By Helena | Books | June 28, 2012 |
By Helena | Books | June 28, 2012 |
I’d say fantasy is my favorite genre, particularly stories that focus on a young child whisked away to another land (hopefully magical) where they make friends, learn new abilities and their courage is tested by a nefarious antagonist. There are many stories that follow this template, of course, but few that manage to do it well. I was delighted to find that Catherynne M. Valente’s The Girl Who Circumnavigated Fairyland in a Ship of Her Own Making (quite the mouthful) is one of these few stories.
September is a twelve year-old girl living in Nebraska who mainly keeps to herself since her father is away at war and her mother works long hours in a factory. One lonely night she is visited by the chivalrous Green Wind and his traveling companion/steed, the Leopard of Little Breezes. He invites her to Fairyland and she easily accepts, even neglecting to wave goodbye to her mother and little house. The Green Wind takes her to a city in the clouds where she must unlock the world’s internal puzzle in order to enter Fairyland. Once in Fairyland, she meets a number of interesting characters, such as the two witch sisters Hello and Goodbye and their husband (yes, they are bigamists), the young werewolf Manythanks. The witches lament the loss of their magic spoon which allows them to cook up the future and September offers her services to find it, knowing that, according to her beloved stories, every child must take up a quest while in Fairyland. Along the way, she befriends a gentlemanly wyvern named A-through-L (with a library for a father, natch) and Saturday, a boy-djinn born from the desert and the sea.
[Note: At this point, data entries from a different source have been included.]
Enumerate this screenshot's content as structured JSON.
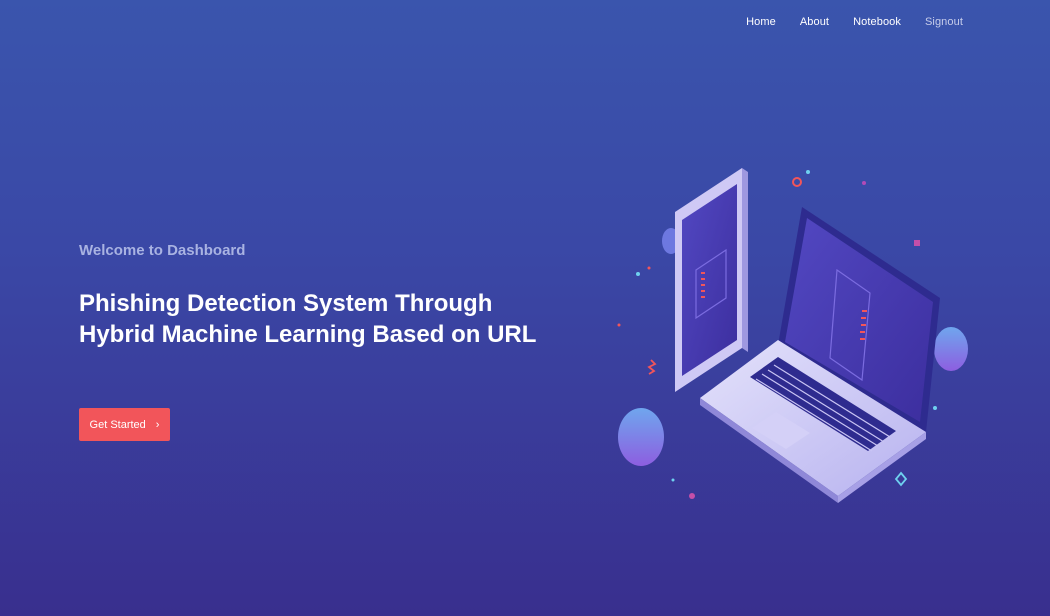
{
  "nav": {
    "items": [
      {
        "label": "Home"
      },
      {
        "label": "About"
      },
      {
        "label": "Notebook"
      },
      {
        "label": "Signout"
      }
    ]
  },
  "hero": {
    "welcome": "Welcome to Dashboard",
    "title_line1": "Phishing Detection System Through",
    "title_line2": "Hybrid Machine Learning Based on URL",
    "cta_label": "Get Started",
    "cta_icon": "chevron-right-icon"
  },
  "colors": {
    "background_top": "#3a55ad",
    "background_bottom": "#392f8e",
    "accent_button": "#f2555a",
    "welcome_text": "#a9b3e2"
  }
}
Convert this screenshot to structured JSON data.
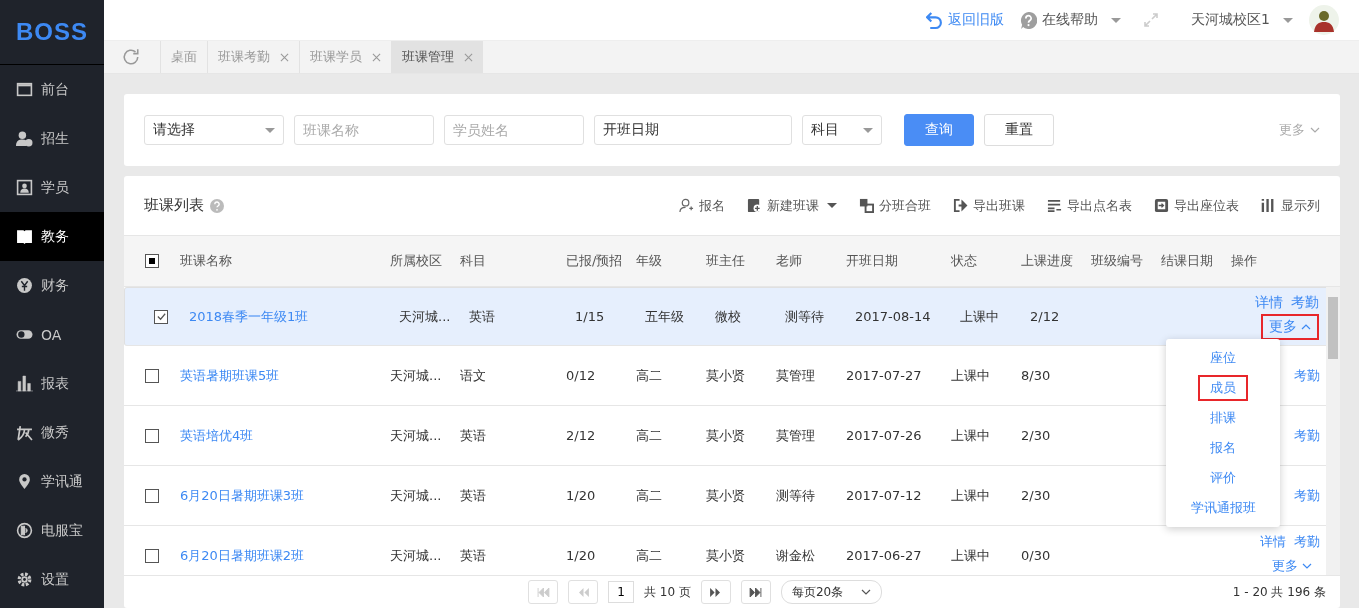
{
  "logo": "BOSS",
  "sidebar": [
    {
      "label": "前台",
      "selected": false
    },
    {
      "label": "招生",
      "selected": false
    },
    {
      "label": "学员",
      "selected": false
    },
    {
      "label": "教务",
      "selected": true
    },
    {
      "label": "财务",
      "selected": false
    },
    {
      "label": "OA",
      "selected": false
    },
    {
      "label": "报表",
      "selected": false
    },
    {
      "label": "微秀",
      "selected": false
    },
    {
      "label": "学讯通",
      "selected": false
    },
    {
      "label": "电服宝",
      "selected": false
    },
    {
      "label": "设置",
      "selected": false
    }
  ],
  "header": {
    "back_link": "返回旧版",
    "help": "在线帮助",
    "user": "天河城校区1"
  },
  "tabs": [
    {
      "label": "桌面",
      "selected": false,
      "closable": false
    },
    {
      "label": "班课考勤",
      "selected": false,
      "closable": true
    },
    {
      "label": "班课学员",
      "selected": false,
      "closable": true
    },
    {
      "label": "班课管理",
      "selected": true,
      "closable": true
    }
  ],
  "filters": {
    "campus_select": "请选择",
    "class_name_placeholder": "班课名称",
    "student_placeholder": "学员姓名",
    "date_value": "开班日期",
    "subject_select": "科目",
    "query_button": "查询",
    "reset_button": "重置",
    "more": "更多"
  },
  "table_title": "班课列表",
  "toolbar": [
    {
      "label": "报名",
      "dropdown": false
    },
    {
      "label": "新建班课",
      "dropdown": true
    },
    {
      "label": "分班合班",
      "dropdown": false
    },
    {
      "label": "导出班课",
      "dropdown": false
    },
    {
      "label": "导出点名表",
      "dropdown": false
    },
    {
      "label": "导出座位表",
      "dropdown": false
    },
    {
      "label": "显示列",
      "dropdown": false
    }
  ],
  "select_all_partial": true,
  "columns": [
    "班课名称",
    "所属校区",
    "科目",
    "已报/预招",
    "年级",
    "班主任",
    "老师",
    "开班日期",
    "状态",
    "上课进度",
    "班级编号",
    "结课日期",
    "操作"
  ],
  "rows": [
    {
      "checked": true,
      "selected": true,
      "cells": [
        "2018春季一年级1班",
        "天河城...",
        "英语",
        "1/15",
        "五年级",
        "微校",
        "测等待",
        "2017-08-14",
        "上课中",
        "2/12"
      ],
      "actions": [
        "详情",
        "考勤"
      ],
      "more": "更多",
      "more_open": true,
      "more_highlighted": true
    },
    {
      "checked": false,
      "selected": false,
      "cells": [
        "英语暑期班课5班",
        "天河城...",
        "语文",
        "0/12",
        "高二",
        "莫小贤",
        "莫管理",
        "2017-07-27",
        "上课中",
        "8/30"
      ],
      "actions": [
        "考勤"
      ]
    },
    {
      "checked": false,
      "selected": false,
      "cells": [
        "英语培优4班",
        "天河城...",
        "英语",
        "2/12",
        "高二",
        "莫小贤",
        "莫管理",
        "2017-07-26",
        "上课中",
        "2/30"
      ],
      "actions": [
        "考勤"
      ]
    },
    {
      "checked": false,
      "selected": false,
      "cells": [
        "6月20日暑期班课3班",
        "天河城...",
        "英语",
        "1/20",
        "高二",
        "莫小贤",
        "测等待",
        "2017-07-12",
        "上课中",
        "2/30"
      ],
      "actions": [
        "考勤"
      ]
    },
    {
      "checked": false,
      "selected": false,
      "cells": [
        "6月20日暑期班课2班",
        "天河城...",
        "英语",
        "1/20",
        "高二",
        "莫小贤",
        "谢金松",
        "2017-06-27",
        "上课中",
        "0/30"
      ],
      "actions": [
        "详情",
        "考勤"
      ],
      "more": "更多",
      "more_open": false,
      "more_highlighted": false
    }
  ],
  "more_menu": [
    {
      "label": "座位",
      "highlighted": false
    },
    {
      "label": "成员",
      "highlighted": true
    },
    {
      "label": "排课",
      "highlighted": false
    },
    {
      "label": "报名",
      "highlighted": false
    },
    {
      "label": "评价",
      "highlighted": false
    },
    {
      "label": "学讯通报班",
      "highlighted": false
    }
  ],
  "pagination": {
    "page": "1",
    "total_pages": "共 10 页",
    "per_page": "每页20条",
    "range": "1 - 20 共 196 条"
  }
}
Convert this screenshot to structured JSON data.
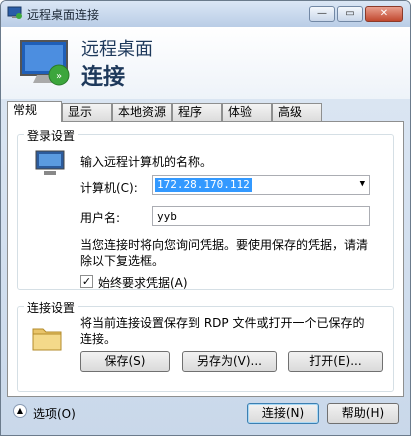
{
  "window": {
    "title": "远程桌面连接"
  },
  "header": {
    "line1": "远程桌面",
    "line2": "连接"
  },
  "tabs": [
    "常规",
    "显示",
    "本地资源",
    "程序",
    "体验",
    "高级"
  ],
  "login": {
    "legend": "登录设置",
    "prompt": "输入远程计算机的名称。",
    "computer_label": "计算机(C):",
    "computer_value": "172.28.170.112",
    "username_label": "用户名:",
    "username_value": "yyb",
    "note": "当您连接时将向您询问凭据。要使用保存的凭据，请清除以下复选框。",
    "always_ask_label": "始终要求凭据(A)",
    "always_ask_checked": true
  },
  "conn": {
    "legend": "连接设置",
    "text": "将当前连接设置保存到 RDP 文件或打开一个已保存的连接。",
    "save": "保存(S)",
    "save_as": "另存为(V)...",
    "open": "打开(E)..."
  },
  "footer": {
    "options": "选项(O)",
    "connect": "连接(N)",
    "help": "帮助(H)"
  },
  "controls": {
    "min": "—",
    "max": "▭",
    "close": "✕"
  }
}
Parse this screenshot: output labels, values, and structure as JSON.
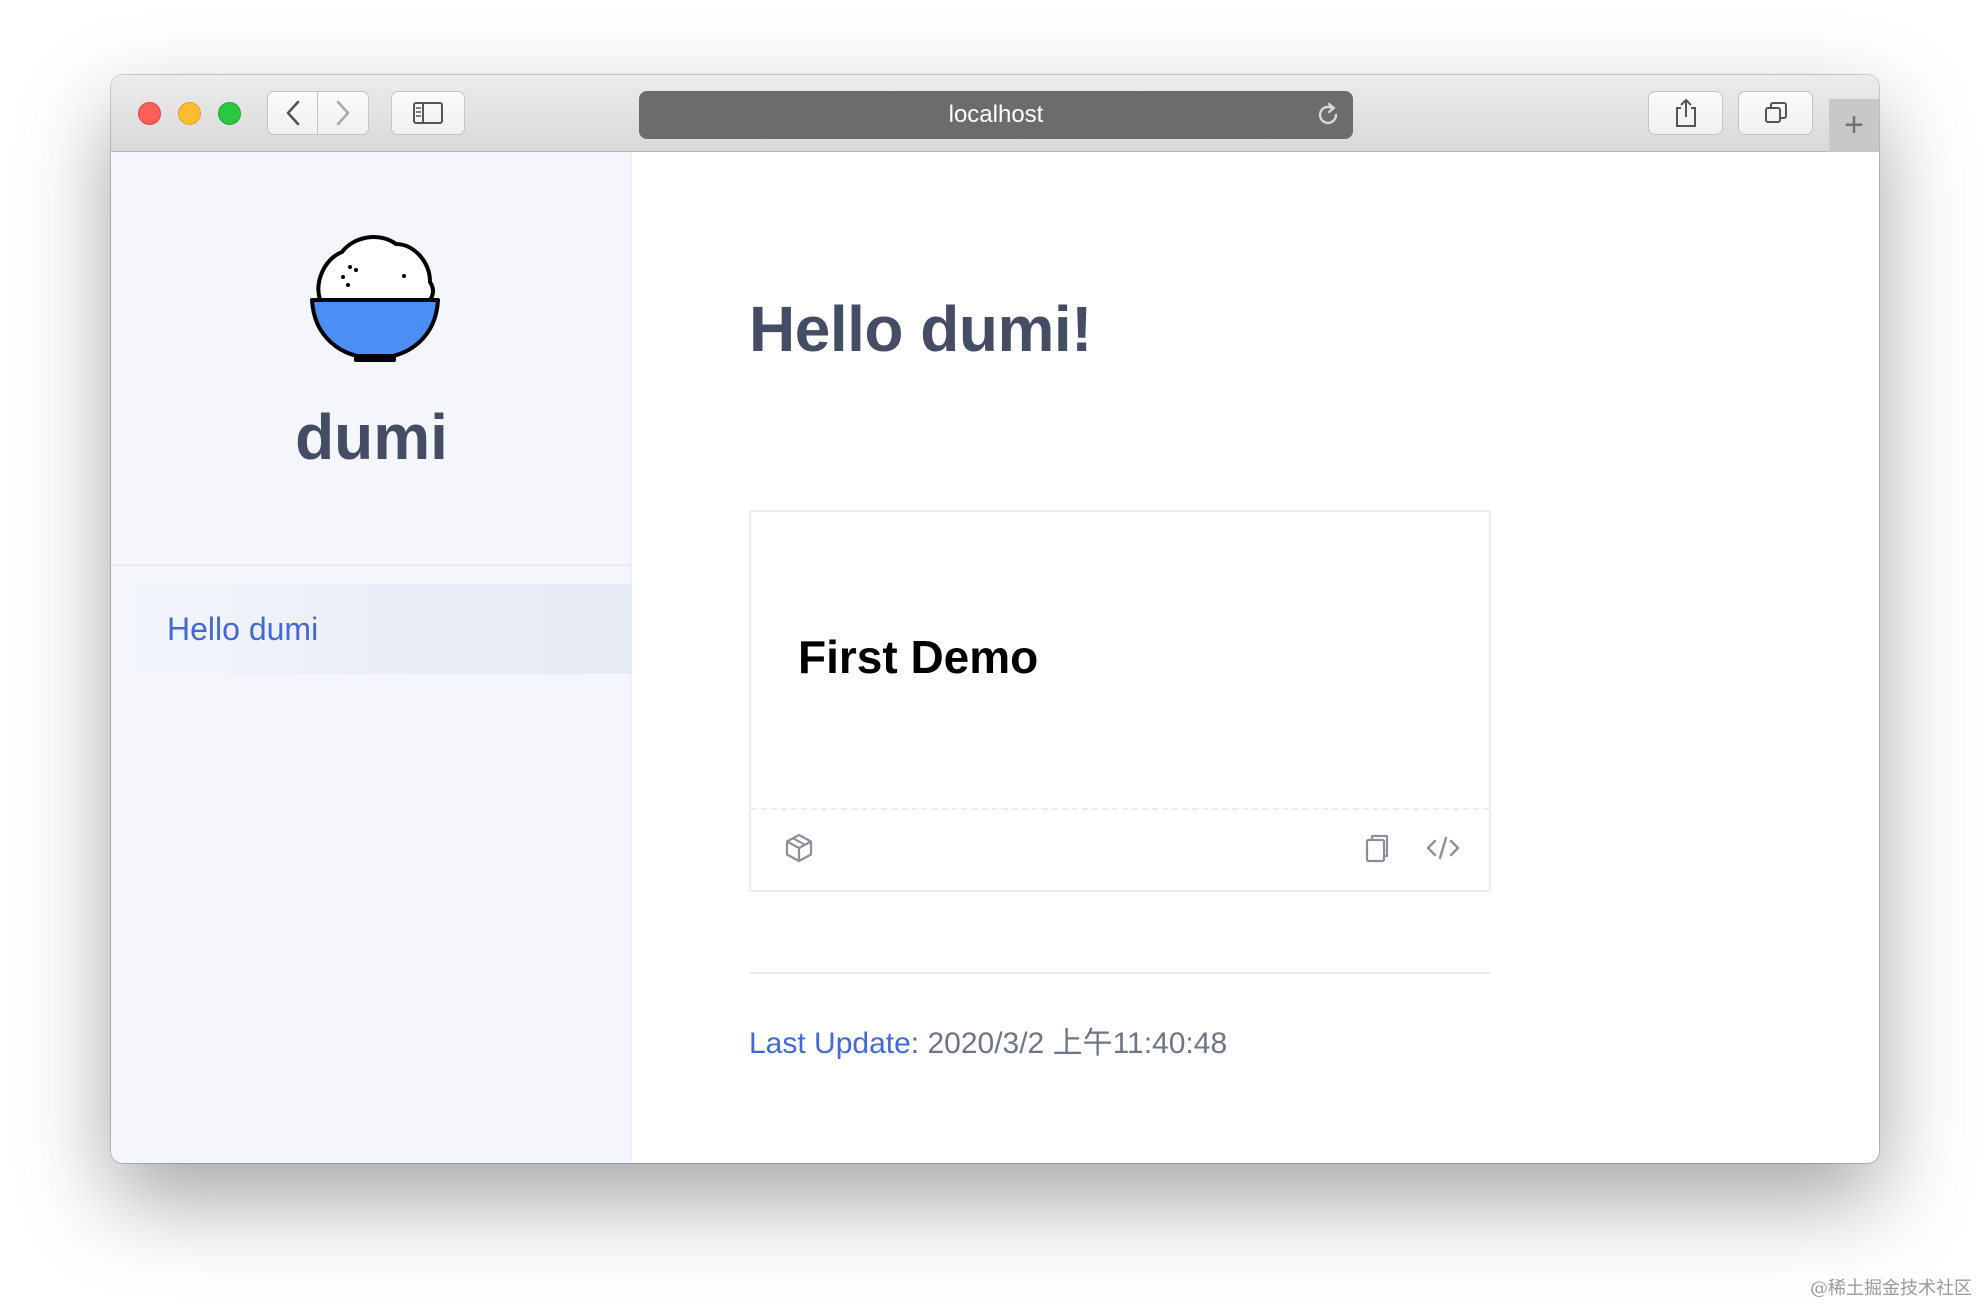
{
  "browser": {
    "url": "localhost",
    "new_tab_label": "+"
  },
  "sidebar": {
    "site_name": "dumi",
    "nav_items": [
      {
        "label": "Hello dumi",
        "active": true
      }
    ]
  },
  "main": {
    "title": "Hello dumi!",
    "demo": {
      "title": "First Demo",
      "actions": [
        "codesandbox-icon",
        "copy-icon",
        "code-icon"
      ]
    },
    "last_update": {
      "label": "Last Update:",
      "value": "2020/3/2 上午11:40:48"
    }
  },
  "watermark": "@稀土掘金技术社区",
  "colors": {
    "accent": "#4569d4",
    "heading": "#454d64",
    "sidebar_bg": "#f4f6fc",
    "logo_bowl": "#4b8ef5"
  }
}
However, September soon finds that not all is well in Fairyland. The wings of her beloved A-through-L, as well as the fairies, have been bound with hard iron. The rivers, normally gushing with tea, have been drained and replaced with ordinary murky water. Everyone is required to be nice or suffer severe punishment. These changes have been enacted by the Marquess, a hardhearted young monarch with blonde curls and a remarkable hat. The citizens of Fairyland are terrified of her and speak nostalgically of the prior ruler, the good Queen Mallow, who mysteriously disappeared. September is eventually tricked into the service of the Marquess, who commands her to find her mother’s sword in the treacherous Worsted Wood. During their journey, A-through-L and Saturday are abducted by the Marquess and taken to the lonely Gaol, a fortress in the middle of the ocean. September must rush to find the magical object, build a ship literally of herself and navigate to the Gaol in order to save her friends and confront the Marquess, where we learn her history and true identity.
The characters are beautifully fleshed out; September is a thoughtful girl who seeks her own adventure, craves friendship, and discovers that she is much braver than she thought. A-through-L and Saturday are gentle and loyal friends, while the Marquess is a frightening yet sympathetic figure. Even the narrator, witty and omniscient, recounts the story with a twinkle in his/her eye. The other star of the book is the language. Simple yet profound, Valente’s prose is lovely and heartbreaking (and slightly subversive at times). For example, once September bids her personal Death farewell:
She certainly did not see Death stand on her tip-toes and blow a kiss after her, a kiss that rushed through all the frosted leaves of the autumnal forest but could not quite catch a child running as fast as she could. As all mothers know, children travel faster than kisses. The speed of kisses is, in fact, what Doctor Fallow would call a cosmic constant. The speed of children has no limits.
Overall The Girl Who Circumnavigated Fairyland was a wonderfully whimsical read and is a deserving addition to the roster of child-transported-to fantasy-land stories. This one’s definitely going on my book shelf.
For more of Helena’s reviews, check out her blog, Scholarly Knits.
This review is part of Cannonball Read IV. Read all about it.